**Exercise goal:**
The full listing should be duplicated word for word.

**Data:**
*** Block opens ***

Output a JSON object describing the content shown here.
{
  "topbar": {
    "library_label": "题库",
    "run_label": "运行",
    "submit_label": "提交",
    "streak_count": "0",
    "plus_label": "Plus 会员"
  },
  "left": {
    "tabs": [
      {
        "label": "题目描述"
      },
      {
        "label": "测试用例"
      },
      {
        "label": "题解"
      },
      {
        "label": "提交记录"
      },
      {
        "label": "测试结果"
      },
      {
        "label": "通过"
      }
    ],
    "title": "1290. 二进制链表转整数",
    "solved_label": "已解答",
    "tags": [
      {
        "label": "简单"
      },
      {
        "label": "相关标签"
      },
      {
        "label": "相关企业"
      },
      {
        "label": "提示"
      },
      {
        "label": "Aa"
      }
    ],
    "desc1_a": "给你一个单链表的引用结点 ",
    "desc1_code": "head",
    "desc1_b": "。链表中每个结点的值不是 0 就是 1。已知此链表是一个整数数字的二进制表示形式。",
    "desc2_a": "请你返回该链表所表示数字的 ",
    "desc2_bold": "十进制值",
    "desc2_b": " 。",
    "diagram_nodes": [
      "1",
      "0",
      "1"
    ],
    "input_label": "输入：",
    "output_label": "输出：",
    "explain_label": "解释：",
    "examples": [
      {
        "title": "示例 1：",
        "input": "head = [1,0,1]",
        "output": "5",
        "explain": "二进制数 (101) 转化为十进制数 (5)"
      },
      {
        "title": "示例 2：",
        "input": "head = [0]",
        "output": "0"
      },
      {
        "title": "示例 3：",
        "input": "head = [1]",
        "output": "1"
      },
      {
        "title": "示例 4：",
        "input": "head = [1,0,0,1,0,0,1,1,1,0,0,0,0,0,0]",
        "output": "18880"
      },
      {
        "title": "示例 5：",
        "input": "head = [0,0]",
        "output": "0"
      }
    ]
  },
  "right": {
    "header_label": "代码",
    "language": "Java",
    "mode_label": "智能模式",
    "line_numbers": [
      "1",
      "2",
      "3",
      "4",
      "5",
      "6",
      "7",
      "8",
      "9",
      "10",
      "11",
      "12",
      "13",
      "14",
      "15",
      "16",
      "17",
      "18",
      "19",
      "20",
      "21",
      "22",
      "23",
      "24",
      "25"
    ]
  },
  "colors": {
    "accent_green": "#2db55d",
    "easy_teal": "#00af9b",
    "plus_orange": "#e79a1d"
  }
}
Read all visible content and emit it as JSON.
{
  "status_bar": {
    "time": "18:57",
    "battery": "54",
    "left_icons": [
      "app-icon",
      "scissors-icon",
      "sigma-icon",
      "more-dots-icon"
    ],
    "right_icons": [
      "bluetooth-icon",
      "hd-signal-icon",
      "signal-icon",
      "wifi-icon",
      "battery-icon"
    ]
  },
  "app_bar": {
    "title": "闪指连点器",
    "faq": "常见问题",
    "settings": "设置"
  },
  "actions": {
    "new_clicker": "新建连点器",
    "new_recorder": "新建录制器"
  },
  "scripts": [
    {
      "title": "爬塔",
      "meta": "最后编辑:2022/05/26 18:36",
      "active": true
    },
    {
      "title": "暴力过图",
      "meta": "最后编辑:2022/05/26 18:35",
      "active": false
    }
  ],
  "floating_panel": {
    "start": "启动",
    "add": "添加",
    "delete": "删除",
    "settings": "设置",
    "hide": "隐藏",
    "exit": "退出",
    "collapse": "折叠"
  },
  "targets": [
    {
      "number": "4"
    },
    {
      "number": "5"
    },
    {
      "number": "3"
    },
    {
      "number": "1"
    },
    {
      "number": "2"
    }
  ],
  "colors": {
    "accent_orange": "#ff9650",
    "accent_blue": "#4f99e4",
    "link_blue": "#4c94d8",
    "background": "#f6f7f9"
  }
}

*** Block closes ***

**Reply to the task:**
Output a JSON object describing the content shown here.
{
  "topbar": {
    "library_label": "题库",
    "run_label": "运行",
    "submit_label": "提交",
    "streak_count": "0",
    "plus_label": "Plus 会员"
  },
  "left": {
    "tabs": [
      {
        "label": "题目描述"
      },
      {
        "label": "测试用例"
      },
      {
        "label": "题解"
      },
      {
        "label": "提交记录"
      },
      {
        "label": "测试结果"
      },
      {
        "label": "通过"
      }
    ],
    "title": "1290. 二进制链表转整数",
    "solved_label": "已解答",
    "tags": [
      {
        "label": "简单"
      },
      {
        "label": "相关标签"
      },
      {
        "label": "相关企业"
      },
      {
        "label": "提示"
      },
      {
        "label": "Aa"
      }
    ],
    "desc1_a": "给你一个单链表的引用结点 ",
    "desc1_code": "head",
    "desc1_b": "。链表中每个结点的值不是 0 就是 1。已知此链表是一个整数数字的二进制表示形式。",
    "desc2_a": "请你返回该链表所表示数字的 ",
    "desc2_bold": "十进制值",
    "desc2_b": " 。",
    "diagram_nodes": [
      "1",
      "0",
      "1"
    ],
    "input_label": "输入：",
    "output_label": "输出：",
    "explain_label": "解释：",
    "examples": [
      {
        "title": "示例 1：",
        "input": "head = [1,0,1]",
        "output": "5",
        "explain": "二进制数 (101) 转化为十进制数 (5)"
      },
      {
        "title": "示例 2：",
        "input": "head = [0]",
        "output": "0"
      },
      {
        "title": "示例 3：",
        "input": "head = [1]",
        "output": "1"
      },
      {
        "title": "示例 4：",
        "input": "head = [1,0,0,1,0,0,1,1,1,0,0,0,0,0,0]",
        "output": "18880"
      },
      {
        "title": "示例 5：",
        "input": "head = [0,0]",
        "output": "0"
      }
    ]
  },
  "right": {
    "header_label": "代码",
    "language": "Java",
    "mode_label": "智能模式",
    "line_numbers": [
      "1",
      "2",
      "3",
      "4",
      "5",
      "6",
      "7",
      "8",
      "9",
      "10",
      "11",
      "12",
      "13",
      "14",
      "15",
      "16",
      "17",
      "18",
      "19",
      "20",
      "21",
      "22",
      "23",
      "24",
      "25"
    ]
  },
  "colors": {
    "accent_green": "#2db55d",
    "easy_teal": "#00af9b",
    "plus_orange": "#e79a1d"
  }
}
Read all visible content and emit it as JSON.
{
  "status_bar": {
    "time": "18:57",
    "battery": "54",
    "left_icons": [
      "app-icon",
      "scissors-icon",
      "sigma-icon",
      "more-dots-icon"
    ],
    "right_icons": [
      "bluetooth-icon",
      "hd-signal-icon",
      "signal-icon",
      "wifi-icon",
      "battery-icon"
    ]
  },
  "app_bar": {
    "title": "闪指连点器",
    "faq": "常见问题",
    "settings": "设置"
  },
  "actions": {
    "new_clicker": "新建连点器",
    "new_recorder": "新建录制器"
  },
  "scripts": [
    {
      "title": "爬塔",
      "meta": "最后编辑:2022/05/26 18:36",
      "active": true
    },
    {
      "title": "暴力过图",
      "meta": "最后编辑:2022/05/26 18:35",
      "active": false
    }
  ],
  "floating_panel": {
    "start": "启动",
    "add": "添加",
    "delete": "删除",
    "settings": "设置",
    "hide": "隐藏",
    "exit": "退出",
    "collapse": "折叠"
  },
  "targets": [
    {
      "number": "4"
    },
    {
      "number": "5"
    },
    {
      "number": "3"
    },
    {
      "number": "1"
    },
    {
      "number": "2"
    }
  ],
  "colors": {
    "accent_orange": "#ff9650",
    "accent_blue": "#4f99e4",
    "link_blue": "#4c94d8",
    "background": "#f6f7f9"
  }
}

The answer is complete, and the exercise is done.